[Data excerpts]

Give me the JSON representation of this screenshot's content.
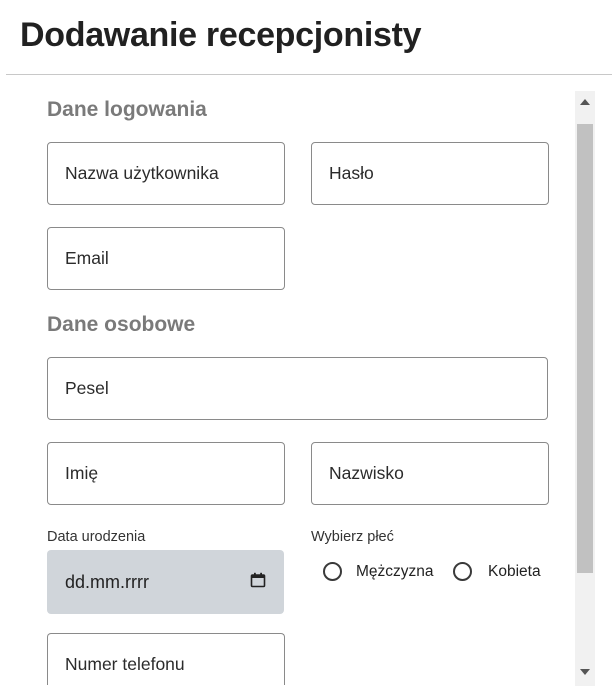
{
  "page": {
    "title": "Dodawanie recepcjonisty"
  },
  "sections": {
    "login": {
      "heading": "Dane logowania",
      "username_placeholder": "Nazwa użytkownika",
      "password_placeholder": "Hasło",
      "email_placeholder": "Email"
    },
    "personal": {
      "heading": "Dane osobowe",
      "pesel_placeholder": "Pesel",
      "first_name_placeholder": "Imię",
      "last_name_placeholder": "Nazwisko",
      "birth_date_label": "Data urodzenia",
      "birth_date_placeholder": "dd.mm.rrrr",
      "gender_label": "Wybierz płeć",
      "gender_options": [
        "Mężczyzna",
        "Kobieta"
      ],
      "phone_placeholder": "Numer telefonu"
    }
  },
  "icons": {
    "date": "calendar-icon",
    "scroll_up": "scroll-up-arrow-icon",
    "scroll_down": "scroll-down-arrow-icon"
  },
  "colors": {
    "date_field_bg": "#d0d5da",
    "section_heading": "#7a7a7a",
    "scroll_thumb": "#c1c1c1"
  }
}
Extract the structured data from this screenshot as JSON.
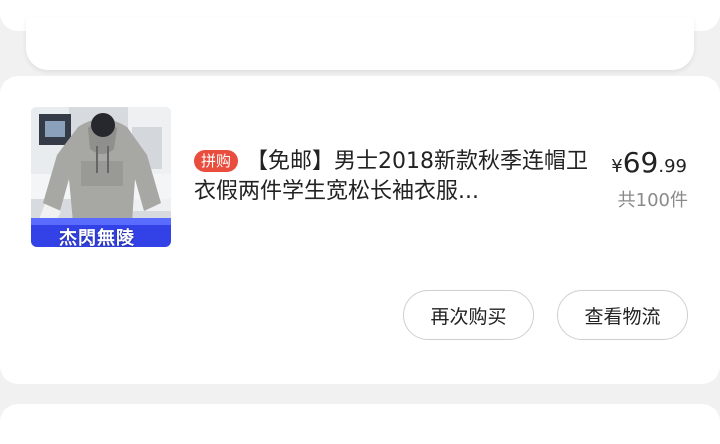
{
  "orders": {
    "item": {
      "group_buy_badge": "拼购",
      "title": "【免邮】男士2018新款秋季连帽卫衣假两件学生宽松长袖衣服...",
      "price_symbol": "¥",
      "price_integer": "69",
      "price_decimal": ".99",
      "quantity": "共100件",
      "image_banner_text": "杰閃無陵"
    },
    "actions": {
      "buy_again_label": "再次购买",
      "view_logistics_label": "查看物流"
    }
  },
  "colors": {
    "background": "#f1f1f1",
    "card": "#ffffff",
    "badge": "#e84d3d",
    "accent": "#e24b43",
    "muted_text": "#8a8a8a"
  }
}
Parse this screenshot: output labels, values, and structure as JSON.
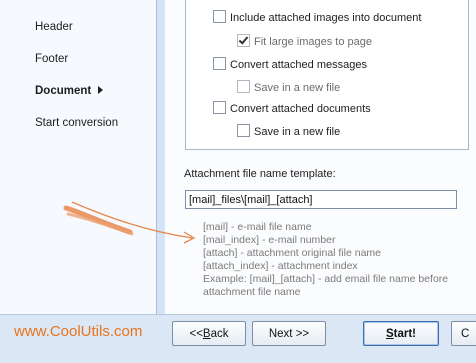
{
  "sidebar": {
    "items": [
      {
        "label": "Header"
      },
      {
        "label": "Footer"
      },
      {
        "label": "Document",
        "active": true
      },
      {
        "label": "Start conversion"
      }
    ]
  },
  "options": {
    "include_images": {
      "label": "Include attached images into document",
      "checked": false
    },
    "fit_images": {
      "label": "Fit large images to page",
      "checked": true
    },
    "convert_messages": {
      "label": "Convert attached messages",
      "checked": false
    },
    "save_new_file_1": {
      "label": "Save in a new file",
      "checked": false
    },
    "convert_documents": {
      "label": "Convert attached documents",
      "checked": false
    },
    "save_new_file_2": {
      "label": "Save in a new file",
      "checked": false
    }
  },
  "template": {
    "label": "Attachment file name template:",
    "value": "[mail]_files\\[mail]_[attach]"
  },
  "help": {
    "lines": [
      "[mail] - e-mail file name",
      "[mail_index] - e-mail number",
      "[attach] - attachment original file name",
      "[attach_index] - attachment index",
      "Example: [mail]_[attach] - add email file name before attachment file name"
    ]
  },
  "footer": {
    "brand": "www.CoolUtils.com",
    "back_prefix": "<< ",
    "back_mnemonic": "B",
    "back_rest": "ack",
    "next_label": "Next >>",
    "start_mnemonic": "S",
    "start_rest": "tart!",
    "cancel_partial": "C"
  },
  "colors": {
    "brand": "#e8741c",
    "panel_bg": "#d4e3f5",
    "help_text": "#7b7b7b",
    "annotation": "#e8874a"
  }
}
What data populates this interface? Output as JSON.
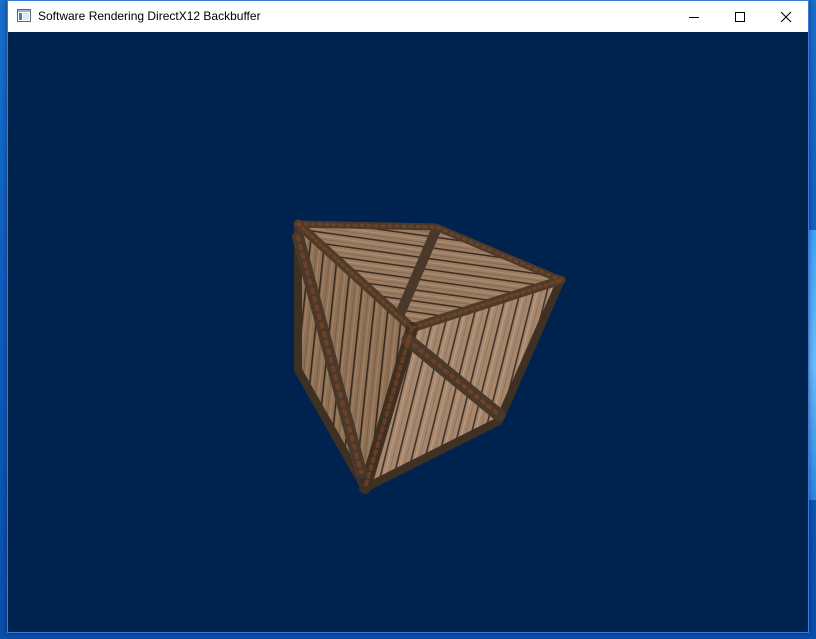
{
  "window": {
    "title": "Software Rendering DirectX12 Backbuffer",
    "controls": {
      "minimize": "minimize-icon",
      "maximize": "maximize-icon",
      "close": "close-icon"
    }
  },
  "viewport": {
    "clear_color": "#00224e",
    "object": "wooden-crate"
  },
  "colors": {
    "desktop": "#0e5fc2",
    "wood_light": "#a8876a",
    "wood_dark": "#5e4330",
    "iron_band": "#4a3a2c",
    "rust": "#8a4a22"
  }
}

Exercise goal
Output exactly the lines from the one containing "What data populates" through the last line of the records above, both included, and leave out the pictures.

Finished task
What data populates this interface? Output as JSON.
{
  "window": {
    "title": "Software Rendering DirectX12 Backbuffer",
    "controls": {
      "minimize": "minimize-icon",
      "maximize": "maximize-icon",
      "close": "close-icon"
    }
  },
  "viewport": {
    "clear_color": "#00224e",
    "object": "wooden-crate"
  },
  "colors": {
    "desktop": "#0e5fc2",
    "wood_light": "#a8876a",
    "wood_dark": "#5e4330",
    "iron_band": "#4a3a2c",
    "rust": "#8a4a22"
  }
}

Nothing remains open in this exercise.